→ WHAT TO DO
Pull out every line of the listing below where "value" appears.

→ PROVIDED DATA
════════
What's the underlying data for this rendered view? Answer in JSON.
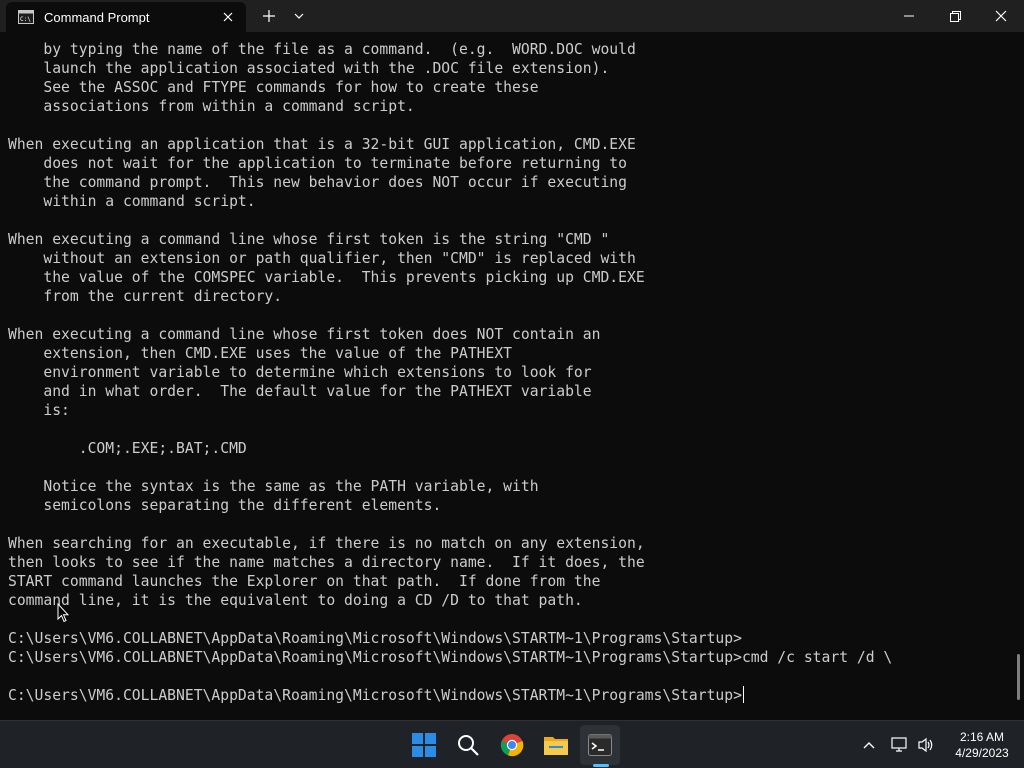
{
  "window": {
    "tab_title": "Command Prompt",
    "icons": {
      "tab": "cmd-icon",
      "tab_close": "close-icon",
      "new_tab": "plus-icon",
      "dropdown": "chevron-down-icon",
      "minimize": "minimize-icon",
      "maximize": "maximize-icon",
      "close": "close-icon"
    }
  },
  "terminal": {
    "colors": {
      "background": "#0c0c0c",
      "text": "#cccccc"
    },
    "lines": [
      "    by typing the name of the file as a command.  (e.g.  WORD.DOC would",
      "    launch the application associated with the .DOC file extension).",
      "    See the ASSOC and FTYPE commands for how to create these",
      "    associations from within a command script.",
      "",
      "When executing an application that is a 32-bit GUI application, CMD.EXE",
      "    does not wait for the application to terminate before returning to",
      "    the command prompt.  This new behavior does NOT occur if executing",
      "    within a command script.",
      "",
      "When executing a command line whose first token is the string \"CMD \"",
      "    without an extension or path qualifier, then \"CMD\" is replaced with",
      "    the value of the COMSPEC variable.  This prevents picking up CMD.EXE",
      "    from the current directory.",
      "",
      "When executing a command line whose first token does NOT contain an",
      "    extension, then CMD.EXE uses the value of the PATHEXT",
      "    environment variable to determine which extensions to look for",
      "    and in what order.  The default value for the PATHEXT variable",
      "    is:",
      "",
      "        .COM;.EXE;.BAT;.CMD",
      "",
      "    Notice the syntax is the same as the PATH variable, with",
      "    semicolons separating the different elements.",
      "",
      "When searching for an executable, if there is no match on any extension,",
      "then looks to see if the name matches a directory name.  If it does, the",
      "START command launches the Explorer on that path.  If done from the",
      "command line, it is the equivalent to doing a CD /D to that path.",
      "",
      "C:\\Users\\VM6.COLLABNET\\AppData\\Roaming\\Microsoft\\Windows\\STARTM~1\\Programs\\Startup>",
      "C:\\Users\\VM6.COLLABNET\\AppData\\Roaming\\Microsoft\\Windows\\STARTM~1\\Programs\\Startup>cmd /c start /d \\",
      ""
    ],
    "prompt": "C:\\Users\\VM6.COLLABNET\\AppData\\Roaming\\Microsoft\\Windows\\STARTM~1\\Programs\\Startup>"
  },
  "taskbar": {
    "apps": [
      {
        "name": "windows-start-icon"
      },
      {
        "name": "search-icon"
      },
      {
        "name": "chrome-icon"
      },
      {
        "name": "file-explorer-icon"
      },
      {
        "name": "terminal-icon",
        "active": true
      }
    ],
    "tray": {
      "icons": [
        "chevron-up-icon",
        "network-icon",
        "volume-icon"
      ],
      "time": "2:16 AM",
      "date": "4/29/2023"
    },
    "colors": {
      "active_indicator": "#4cc2ff"
    }
  }
}
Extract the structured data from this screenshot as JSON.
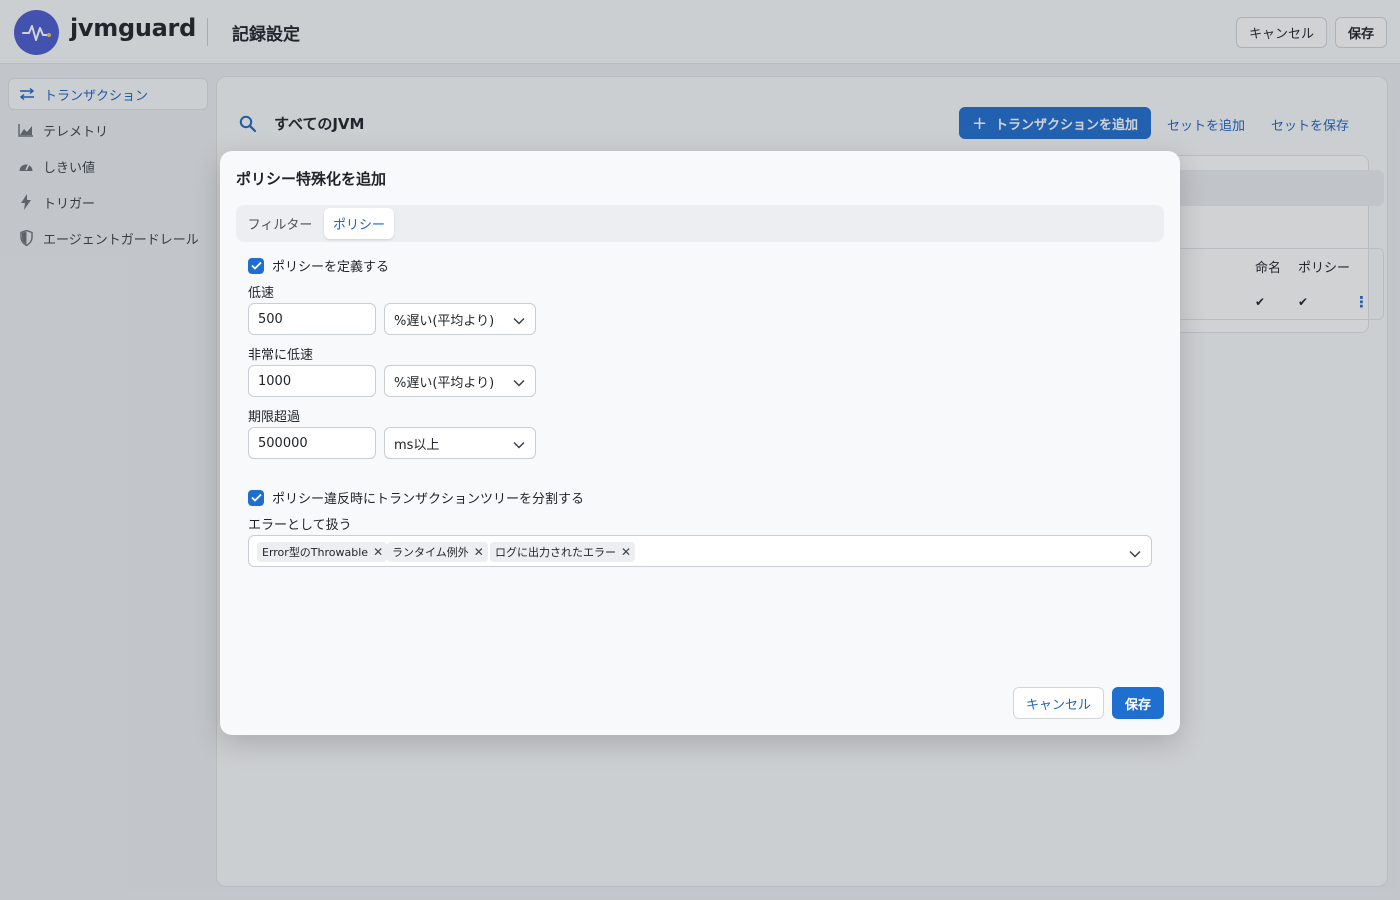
{
  "header": {
    "brand": "jvmguard",
    "page_title": "記録設定",
    "cancel_label": "キャンセル",
    "save_label": "保存"
  },
  "sidebar": {
    "items": [
      {
        "label": "トランザクション",
        "icon": "transactions-icon",
        "active": true
      },
      {
        "label": "テレメトリ",
        "icon": "chart-icon"
      },
      {
        "label": "しきい値",
        "icon": "gauge-icon"
      },
      {
        "label": "トリガー",
        "icon": "lightning-icon"
      },
      {
        "label": "エージェントガードレール",
        "icon": "shield-icon"
      }
    ]
  },
  "main": {
    "scope_title": "すべてのJVM",
    "add_transaction_label": "トランザクションを追加",
    "add_set_label": "セットを追加",
    "save_set_label": "セットを保存",
    "table": {
      "headers": [
        "命名",
        "ポリシー"
      ],
      "row": {
        "naming": "✔",
        "policy": "✔"
      }
    }
  },
  "modal": {
    "title": "ポリシー特殊化を追加",
    "tabs": [
      {
        "label": "フィルター",
        "active": false
      },
      {
        "label": "ポリシー",
        "active": true
      }
    ],
    "define_policy": {
      "label": "ポリシーを定義する",
      "checked": true
    },
    "slow": {
      "label": "低速",
      "value": "500",
      "unit": "%遅い(平均より)"
    },
    "very_slow": {
      "label": "非常に低速",
      "value": "1000",
      "unit": "%遅い(平均より)"
    },
    "overdue": {
      "label": "期限超過",
      "value": "500000",
      "unit": "ms以上"
    },
    "split_tree": {
      "label": "ポリシー違反時にトランザクションツリーを分割する",
      "checked": true
    },
    "treat_as_error": {
      "label": "エラーとして扱う",
      "chips": [
        "Error型のThrowable",
        "ランタイム例外",
        "ログに出力されたエラー"
      ]
    },
    "cancel_label": "キャンセル",
    "save_label": "保存"
  },
  "colors": {
    "accent": "#1f6fd1",
    "logo": "#4b5bcf"
  }
}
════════
→ ANSWER TO THE PROBLEM
      "    the value of the COMSPEC variable.  This prevents picking up CMD.EXE",
      "    extension, then CMD.EXE uses the value of the PATHEXT",
      "    and in what order.  The default value for the PATHEXT variable",
      "value": "500",
      "value": "1000",
      "value": "500000",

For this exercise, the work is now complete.